→ PROBLEM STATEMENT
Without changing a single word, output each entry.
_ _ _ _ _ _ _
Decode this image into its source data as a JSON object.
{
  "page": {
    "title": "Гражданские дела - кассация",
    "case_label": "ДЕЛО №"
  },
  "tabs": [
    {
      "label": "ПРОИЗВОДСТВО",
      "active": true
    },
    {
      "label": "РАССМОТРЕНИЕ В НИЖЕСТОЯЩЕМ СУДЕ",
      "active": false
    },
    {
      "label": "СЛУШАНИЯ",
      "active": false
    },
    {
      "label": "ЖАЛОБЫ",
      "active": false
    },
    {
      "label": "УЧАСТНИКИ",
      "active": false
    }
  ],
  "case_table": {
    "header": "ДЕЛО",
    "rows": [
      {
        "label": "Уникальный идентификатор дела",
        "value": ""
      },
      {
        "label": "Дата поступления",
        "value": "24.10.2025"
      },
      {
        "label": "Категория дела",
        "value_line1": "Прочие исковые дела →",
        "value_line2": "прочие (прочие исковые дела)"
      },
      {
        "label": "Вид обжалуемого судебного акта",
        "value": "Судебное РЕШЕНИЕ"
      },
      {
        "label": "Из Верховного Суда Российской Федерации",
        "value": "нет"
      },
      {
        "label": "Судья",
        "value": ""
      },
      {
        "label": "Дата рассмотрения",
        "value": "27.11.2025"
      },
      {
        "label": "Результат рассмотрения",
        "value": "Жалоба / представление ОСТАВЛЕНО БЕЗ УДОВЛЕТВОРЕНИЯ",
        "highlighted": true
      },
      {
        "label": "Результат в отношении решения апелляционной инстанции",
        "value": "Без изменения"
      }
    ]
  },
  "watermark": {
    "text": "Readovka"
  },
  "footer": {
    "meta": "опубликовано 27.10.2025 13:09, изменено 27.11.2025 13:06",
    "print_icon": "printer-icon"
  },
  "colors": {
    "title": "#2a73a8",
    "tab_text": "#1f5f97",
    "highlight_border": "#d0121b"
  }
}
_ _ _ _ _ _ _
→ ANSWER TO THE EXERCISE
Decode this image into its source data as a JSON object.
{
  "page": {
    "title": "Гражданские дела - кассация",
    "case_label": "ДЕЛО №"
  },
  "tabs": [
    {
      "label": "ПРОИЗВОДСТВО",
      "active": true
    },
    {
      "label": "РАССМОТРЕНИЕ В НИЖЕСТОЯЩЕМ СУДЕ",
      "active": false
    },
    {
      "label": "СЛУШАНИЯ",
      "active": false
    },
    {
      "label": "ЖАЛОБЫ",
      "active": false
    },
    {
      "label": "УЧАСТНИКИ",
      "active": false
    }
  ],
  "case_table": {
    "header": "ДЕЛО",
    "rows": [
      {
        "label": "Уникальный идентификатор дела",
        "value": ""
      },
      {
        "label": "Дата поступления",
        "value": "24.10.2025"
      },
      {
        "label": "Категория дела",
        "value_line1": "Прочие исковые дела →",
        "value_line2": "прочие (прочие исковые дела)"
      },
      {
        "label": "Вид обжалуемого судебного акта",
        "value": "Судебное РЕШЕНИЕ"
      },
      {
        "label": "Из Верховного Суда Российской Федерации",
        "value": "нет"
      },
      {
        "label": "Судья",
        "value": ""
      },
      {
        "label": "Дата рассмотрения",
        "value": "27.11.2025"
      },
      {
        "label": "Результат рассмотрения",
        "value": "Жалоба / представление ОСТАВЛЕНО БЕЗ УДОВЛЕТВОРЕНИЯ",
        "highlighted": true
      },
      {
        "label": "Результат в отношении решения апелляционной инстанции",
        "value": "Без изменения"
      }
    ]
  },
  "watermark": {
    "text": "Readovka"
  },
  "footer": {
    "meta": "опубликовано 27.10.2025 13:09, изменено 27.11.2025 13:06",
    "print_icon": "printer-icon"
  },
  "colors": {
    "title": "#2a73a8",
    "tab_text": "#1f5f97",
    "highlight_border": "#d0121b"
  }
}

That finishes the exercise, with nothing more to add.